[Element data from apps and pages]
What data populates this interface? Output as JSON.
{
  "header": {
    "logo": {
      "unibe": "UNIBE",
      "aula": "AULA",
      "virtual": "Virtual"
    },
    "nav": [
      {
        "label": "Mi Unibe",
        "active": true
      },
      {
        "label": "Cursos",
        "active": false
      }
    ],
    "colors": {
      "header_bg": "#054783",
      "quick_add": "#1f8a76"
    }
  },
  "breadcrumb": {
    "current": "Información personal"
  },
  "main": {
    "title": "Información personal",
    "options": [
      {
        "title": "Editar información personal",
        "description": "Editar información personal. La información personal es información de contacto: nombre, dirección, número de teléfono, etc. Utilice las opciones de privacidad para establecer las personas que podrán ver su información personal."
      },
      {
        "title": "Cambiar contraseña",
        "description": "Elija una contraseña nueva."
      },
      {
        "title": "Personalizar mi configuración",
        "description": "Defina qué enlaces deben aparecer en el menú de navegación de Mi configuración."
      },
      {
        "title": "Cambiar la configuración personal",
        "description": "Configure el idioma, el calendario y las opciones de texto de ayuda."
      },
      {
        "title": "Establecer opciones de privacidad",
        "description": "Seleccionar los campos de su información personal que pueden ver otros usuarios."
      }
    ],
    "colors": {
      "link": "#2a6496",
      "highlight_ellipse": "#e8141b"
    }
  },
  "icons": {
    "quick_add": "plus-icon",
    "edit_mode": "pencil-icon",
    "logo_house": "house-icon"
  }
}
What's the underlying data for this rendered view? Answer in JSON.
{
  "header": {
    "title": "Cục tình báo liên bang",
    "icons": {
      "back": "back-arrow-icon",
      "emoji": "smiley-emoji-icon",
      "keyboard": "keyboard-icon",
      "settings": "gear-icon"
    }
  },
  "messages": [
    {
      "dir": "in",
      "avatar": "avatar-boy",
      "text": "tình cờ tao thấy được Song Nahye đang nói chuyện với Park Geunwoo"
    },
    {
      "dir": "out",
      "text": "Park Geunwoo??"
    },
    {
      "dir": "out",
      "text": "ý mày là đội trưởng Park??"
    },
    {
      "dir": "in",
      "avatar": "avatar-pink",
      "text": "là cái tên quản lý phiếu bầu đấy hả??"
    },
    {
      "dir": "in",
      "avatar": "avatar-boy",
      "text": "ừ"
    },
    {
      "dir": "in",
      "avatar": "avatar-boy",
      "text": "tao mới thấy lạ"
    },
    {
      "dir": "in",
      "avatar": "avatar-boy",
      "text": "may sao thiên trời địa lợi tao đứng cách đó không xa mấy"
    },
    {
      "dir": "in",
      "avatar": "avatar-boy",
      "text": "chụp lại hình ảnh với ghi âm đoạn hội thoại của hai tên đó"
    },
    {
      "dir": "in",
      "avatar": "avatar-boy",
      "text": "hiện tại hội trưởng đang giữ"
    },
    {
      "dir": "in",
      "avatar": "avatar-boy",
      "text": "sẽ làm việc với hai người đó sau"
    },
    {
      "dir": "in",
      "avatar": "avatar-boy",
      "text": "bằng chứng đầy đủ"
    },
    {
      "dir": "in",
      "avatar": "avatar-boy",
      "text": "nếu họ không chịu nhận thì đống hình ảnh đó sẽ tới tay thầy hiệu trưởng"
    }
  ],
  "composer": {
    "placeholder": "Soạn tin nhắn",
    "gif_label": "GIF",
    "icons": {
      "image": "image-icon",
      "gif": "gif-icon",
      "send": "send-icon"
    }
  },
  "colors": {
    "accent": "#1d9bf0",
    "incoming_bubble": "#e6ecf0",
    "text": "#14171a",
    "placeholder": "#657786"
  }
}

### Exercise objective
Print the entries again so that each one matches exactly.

### Answer to the exercise
What data populates this interface? Output as JSON.
{
  "header": {
    "logo": {
      "unibe": "UNIBE",
      "aula": "AULA",
      "virtual": "Virtual"
    },
    "nav": [
      {
        "label": "Mi Unibe",
        "active": true
      },
      {
        "label": "Cursos",
        "active": false
      }
    ],
    "colors": {
      "header_bg": "#054783",
      "quick_add": "#1f8a76"
    }
  },
  "breadcrumb": {
    "current": "Información personal"
  },
  "main": {
    "title": "Información personal",
    "options": [
      {
        "title": "Editar información personal",
        "description": "Editar información personal. La información personal es información de contacto: nombre, dirección, número de teléfono, etc. Utilice las opciones de privacidad para establecer las personas que podrán ver su información personal."
      },
      {
        "title": "Cambiar contraseña",
        "description": "Elija una contraseña nueva."
      },
      {
        "title": "Personalizar mi configuración",
        "description": "Defina qué enlaces deben aparecer en el menú de navegación de Mi configuración."
      },
      {
        "title": "Cambiar la configuración personal",
        "description": "Configure el idioma, el calendario y las opciones de texto de ayuda."
      },
      {
        "title": "Establecer opciones de privacidad",
        "description": "Seleccionar los campos de su información personal que pueden ver otros usuarios."
      }
    ],
    "colors": {
      "link": "#2a6496",
      "highlight_ellipse": "#e8141b"
    }
  },
  "icons": {
    "quick_add": "plus-icon",
    "edit_mode": "pencil-icon",
    "logo_house": "house-icon"
  }
}
What's the underlying data for this rendered view? Answer in JSON.
{
  "header": {
    "title": "Cục tình báo liên bang",
    "icons": {
      "back": "back-arrow-icon",
      "emoji": "smiley-emoji-icon",
      "keyboard": "keyboard-icon",
      "settings": "gear-icon"
    }
  },
  "messages": [
    {
      "dir": "in",
      "avatar": "avatar-boy",
      "text": "tình cờ tao thấy được Song Nahye đang nói chuyện với Park Geunwoo"
    },
    {
      "dir": "out",
      "text": "Park Geunwoo??"
    },
    {
      "dir": "out",
      "text": "ý mày là đội trưởng Park??"
    },
    {
      "dir": "in",
      "avatar": "avatar-pink",
      "text": "là cái tên quản lý phiếu bầu đấy hả??"
    },
    {
      "dir": "in",
      "avatar": "avatar-boy",
      "text": "ừ"
    },
    {
      "dir": "in",
      "avatar": "avatar-boy",
      "text": "tao mới thấy lạ"
    },
    {
      "dir": "in",
      "avatar": "avatar-boy",
      "text": "may sao thiên trời địa lợi tao đứng cách đó không xa mấy"
    },
    {
      "dir": "in",
      "avatar": "avatar-boy",
      "text": "chụp lại hình ảnh với ghi âm đoạn hội thoại của hai tên đó"
    },
    {
      "dir": "in",
      "avatar": "avatar-boy",
      "text": "hiện tại hội trưởng đang giữ"
    },
    {
      "dir": "in",
      "avatar": "avatar-boy",
      "text": "sẽ làm việc với hai người đó sau"
    },
    {
      "dir": "in",
      "avatar": "avatar-boy",
      "text": "bằng chứng đầy đủ"
    },
    {
      "dir": "in",
      "avatar": "avatar-boy",
      "text": "nếu họ không chịu nhận thì đống hình ảnh đó sẽ tới tay thầy hiệu trưởng"
    }
  ],
  "composer": {
    "placeholder": "Soạn tin nhắn",
    "gif_label": "GIF",
    "icons": {
      "image": "image-icon",
      "gif": "gif-icon",
      "send": "send-icon"
    }
  },
  "colors": {
    "accent": "#1d9bf0",
    "incoming_bubble": "#e6ecf0",
    "text": "#14171a",
    "placeholder": "#657786"
  }
}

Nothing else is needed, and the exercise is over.